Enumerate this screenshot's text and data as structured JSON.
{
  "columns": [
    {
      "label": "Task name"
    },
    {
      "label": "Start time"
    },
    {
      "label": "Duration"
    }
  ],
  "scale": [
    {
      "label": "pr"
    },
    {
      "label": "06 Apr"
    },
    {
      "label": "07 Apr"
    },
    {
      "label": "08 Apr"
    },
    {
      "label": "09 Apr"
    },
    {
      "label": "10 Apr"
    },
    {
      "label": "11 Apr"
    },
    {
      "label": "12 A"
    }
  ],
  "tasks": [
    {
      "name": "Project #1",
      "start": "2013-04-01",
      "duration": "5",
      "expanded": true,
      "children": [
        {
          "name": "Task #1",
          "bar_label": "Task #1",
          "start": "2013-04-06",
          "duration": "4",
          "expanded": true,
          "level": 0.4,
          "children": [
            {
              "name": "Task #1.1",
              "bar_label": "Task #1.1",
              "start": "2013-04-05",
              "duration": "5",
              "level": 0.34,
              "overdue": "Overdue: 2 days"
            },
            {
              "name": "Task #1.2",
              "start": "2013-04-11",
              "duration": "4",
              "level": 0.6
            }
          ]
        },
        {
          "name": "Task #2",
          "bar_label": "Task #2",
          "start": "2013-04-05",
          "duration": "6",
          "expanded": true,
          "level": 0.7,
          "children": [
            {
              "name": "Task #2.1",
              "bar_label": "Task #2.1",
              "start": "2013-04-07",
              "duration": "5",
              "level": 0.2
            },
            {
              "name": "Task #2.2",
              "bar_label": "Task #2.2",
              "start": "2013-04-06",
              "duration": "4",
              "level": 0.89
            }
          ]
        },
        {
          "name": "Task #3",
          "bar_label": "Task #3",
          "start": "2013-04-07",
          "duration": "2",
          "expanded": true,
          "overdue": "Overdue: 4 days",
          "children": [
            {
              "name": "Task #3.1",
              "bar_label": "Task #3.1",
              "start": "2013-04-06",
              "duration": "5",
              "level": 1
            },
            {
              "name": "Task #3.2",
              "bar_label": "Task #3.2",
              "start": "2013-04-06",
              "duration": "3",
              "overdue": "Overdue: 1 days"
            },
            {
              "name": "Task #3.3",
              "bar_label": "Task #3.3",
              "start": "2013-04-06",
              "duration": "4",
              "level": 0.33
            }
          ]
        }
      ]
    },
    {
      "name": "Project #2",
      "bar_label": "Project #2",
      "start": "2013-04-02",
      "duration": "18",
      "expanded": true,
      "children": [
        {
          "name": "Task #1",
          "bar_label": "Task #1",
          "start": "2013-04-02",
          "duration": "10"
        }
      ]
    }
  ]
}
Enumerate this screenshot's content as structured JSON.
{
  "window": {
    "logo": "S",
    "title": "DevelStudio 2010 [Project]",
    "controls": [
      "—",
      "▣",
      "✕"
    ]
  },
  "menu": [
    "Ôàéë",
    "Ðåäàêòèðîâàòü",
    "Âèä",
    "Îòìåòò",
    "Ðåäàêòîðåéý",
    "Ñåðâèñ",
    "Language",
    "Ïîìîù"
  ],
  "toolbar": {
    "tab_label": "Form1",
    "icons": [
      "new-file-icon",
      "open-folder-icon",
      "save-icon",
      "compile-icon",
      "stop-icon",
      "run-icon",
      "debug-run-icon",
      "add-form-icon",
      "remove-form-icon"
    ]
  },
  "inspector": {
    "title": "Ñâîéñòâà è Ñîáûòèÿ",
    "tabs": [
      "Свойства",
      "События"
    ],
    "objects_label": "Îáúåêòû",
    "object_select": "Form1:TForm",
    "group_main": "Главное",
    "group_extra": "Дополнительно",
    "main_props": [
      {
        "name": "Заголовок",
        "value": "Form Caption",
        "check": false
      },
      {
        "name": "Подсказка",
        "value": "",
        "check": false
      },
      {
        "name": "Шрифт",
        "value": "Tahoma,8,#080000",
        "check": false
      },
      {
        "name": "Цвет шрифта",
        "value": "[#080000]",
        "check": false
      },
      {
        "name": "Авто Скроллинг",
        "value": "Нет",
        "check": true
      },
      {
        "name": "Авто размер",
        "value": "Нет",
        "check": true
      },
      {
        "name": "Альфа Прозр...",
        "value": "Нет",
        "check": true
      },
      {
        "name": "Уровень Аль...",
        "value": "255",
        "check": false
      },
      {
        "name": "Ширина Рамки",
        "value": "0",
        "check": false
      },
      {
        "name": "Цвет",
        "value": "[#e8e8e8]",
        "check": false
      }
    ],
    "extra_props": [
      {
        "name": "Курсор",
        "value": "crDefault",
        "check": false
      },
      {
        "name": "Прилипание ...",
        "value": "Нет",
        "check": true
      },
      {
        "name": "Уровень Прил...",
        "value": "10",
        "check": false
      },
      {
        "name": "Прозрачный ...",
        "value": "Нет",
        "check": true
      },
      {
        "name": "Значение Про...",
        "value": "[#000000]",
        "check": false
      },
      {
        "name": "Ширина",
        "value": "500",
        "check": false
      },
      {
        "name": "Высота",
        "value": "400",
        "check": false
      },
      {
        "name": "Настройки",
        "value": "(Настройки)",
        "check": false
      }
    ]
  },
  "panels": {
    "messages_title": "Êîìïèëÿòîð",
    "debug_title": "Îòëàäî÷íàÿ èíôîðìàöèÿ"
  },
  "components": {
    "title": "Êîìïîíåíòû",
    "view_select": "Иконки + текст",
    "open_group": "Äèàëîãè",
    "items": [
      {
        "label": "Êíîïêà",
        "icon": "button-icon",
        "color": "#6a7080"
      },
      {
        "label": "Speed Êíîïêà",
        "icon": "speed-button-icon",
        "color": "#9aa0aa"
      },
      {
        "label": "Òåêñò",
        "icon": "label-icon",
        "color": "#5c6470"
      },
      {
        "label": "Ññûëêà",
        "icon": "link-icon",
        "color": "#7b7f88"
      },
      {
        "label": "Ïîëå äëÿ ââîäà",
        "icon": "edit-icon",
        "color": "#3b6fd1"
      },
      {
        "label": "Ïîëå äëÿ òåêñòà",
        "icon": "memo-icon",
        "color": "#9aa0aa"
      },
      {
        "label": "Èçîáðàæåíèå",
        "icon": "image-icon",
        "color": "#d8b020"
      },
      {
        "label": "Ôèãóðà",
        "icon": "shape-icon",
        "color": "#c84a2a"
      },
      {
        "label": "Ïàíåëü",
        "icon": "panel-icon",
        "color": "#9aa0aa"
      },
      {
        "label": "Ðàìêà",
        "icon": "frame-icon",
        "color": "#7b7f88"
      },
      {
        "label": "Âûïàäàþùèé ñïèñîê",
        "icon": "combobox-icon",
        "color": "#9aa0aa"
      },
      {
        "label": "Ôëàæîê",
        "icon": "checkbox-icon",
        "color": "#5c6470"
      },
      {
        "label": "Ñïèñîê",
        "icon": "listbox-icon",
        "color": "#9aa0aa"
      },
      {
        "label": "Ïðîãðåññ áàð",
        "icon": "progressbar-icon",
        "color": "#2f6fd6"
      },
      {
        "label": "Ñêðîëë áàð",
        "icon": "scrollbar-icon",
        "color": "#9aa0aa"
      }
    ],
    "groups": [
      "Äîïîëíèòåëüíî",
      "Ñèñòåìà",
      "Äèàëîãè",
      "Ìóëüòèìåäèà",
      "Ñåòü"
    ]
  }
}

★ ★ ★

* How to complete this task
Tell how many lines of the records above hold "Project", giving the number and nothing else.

* Response below
4